Top of Dataset content

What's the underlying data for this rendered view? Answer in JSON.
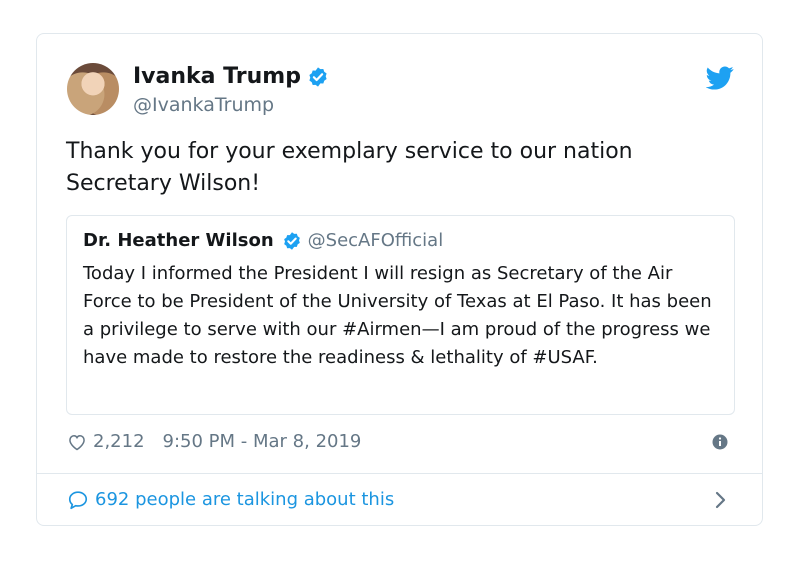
{
  "author": {
    "name": "Ivanka Trump",
    "handle": "@IvankaTrump"
  },
  "tweet": {
    "text": "Thank you for your exemplary service to our nation Secretary Wilson!"
  },
  "quoted_tweet": {
    "name": "Dr. Heather Wilson",
    "handle": "@SecAFOfficial",
    "text": "Today I informed the President I will resign as Secretary of the Air Force to be President of the University of Texas at El Paso. It has been a privilege to serve with our #Airmen—I am proud of the progress we have made to restore the readiness & lethality of #USAF."
  },
  "meta": {
    "likes": "2,212",
    "timestamp": "9:50 PM - Mar 8, 2019"
  },
  "footer": {
    "talking_text": "692 people are talking about this"
  },
  "colors": {
    "twitter_blue": "#1da1f2",
    "link_blue": "#1b95e0",
    "secondary_text": "#657786",
    "border": "#e1e8ed"
  },
  "icons": [
    "verified-badge-icon",
    "twitter-bird-icon",
    "heart-icon",
    "info-icon",
    "comment-bubble-icon",
    "chevron-right-icon"
  ]
}
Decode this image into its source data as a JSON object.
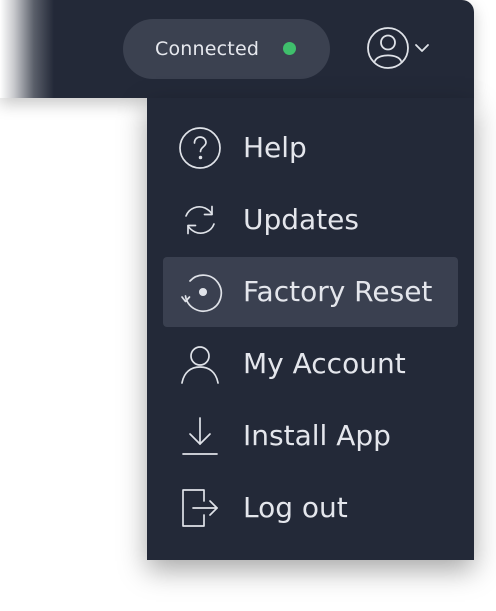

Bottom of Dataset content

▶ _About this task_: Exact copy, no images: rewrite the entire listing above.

▶ _Problem solution_:
What's the underlying data for this rendered view? Answer in JSON.
{
  "author": {
    "name": "Ivanka Trump",
    "handle": "@IvankaTrump"
  },
  "tweet": {
    "text": "Thank you for your exemplary service to our nation Secretary Wilson!"
  },
  "quoted_tweet": {
    "name": "Dr. Heather Wilson",
    "handle": "@SecAFOfficial",
    "text": "Today I informed the President I will resign as Secretary of the Air Force to be President of the University of Texas at El Paso. It has been a privilege to serve with our #Airmen—I am proud of the progress we have made to restore the readiness & lethality of #USAF."
  },
  "meta": {
    "likes": "2,212",
    "timestamp": "9:50 PM - Mar 8, 2019"
  },
  "footer": {
    "talking_text": "692 people are talking about this"
  },
  "colors": {
    "twitter_blue": "#1da1f2",
    "link_blue": "#1b95e0",
    "secondary_text": "#657786",
    "border": "#e1e8ed"
  },
  "icons": [
    "verified-badge-icon",
    "twitter-bird-icon",
    "heart-icon",
    "info-icon",
    "comment-bubble-icon",
    "chevron-right-icon"
  ]
}
Decode this image into its source data as a JSON object.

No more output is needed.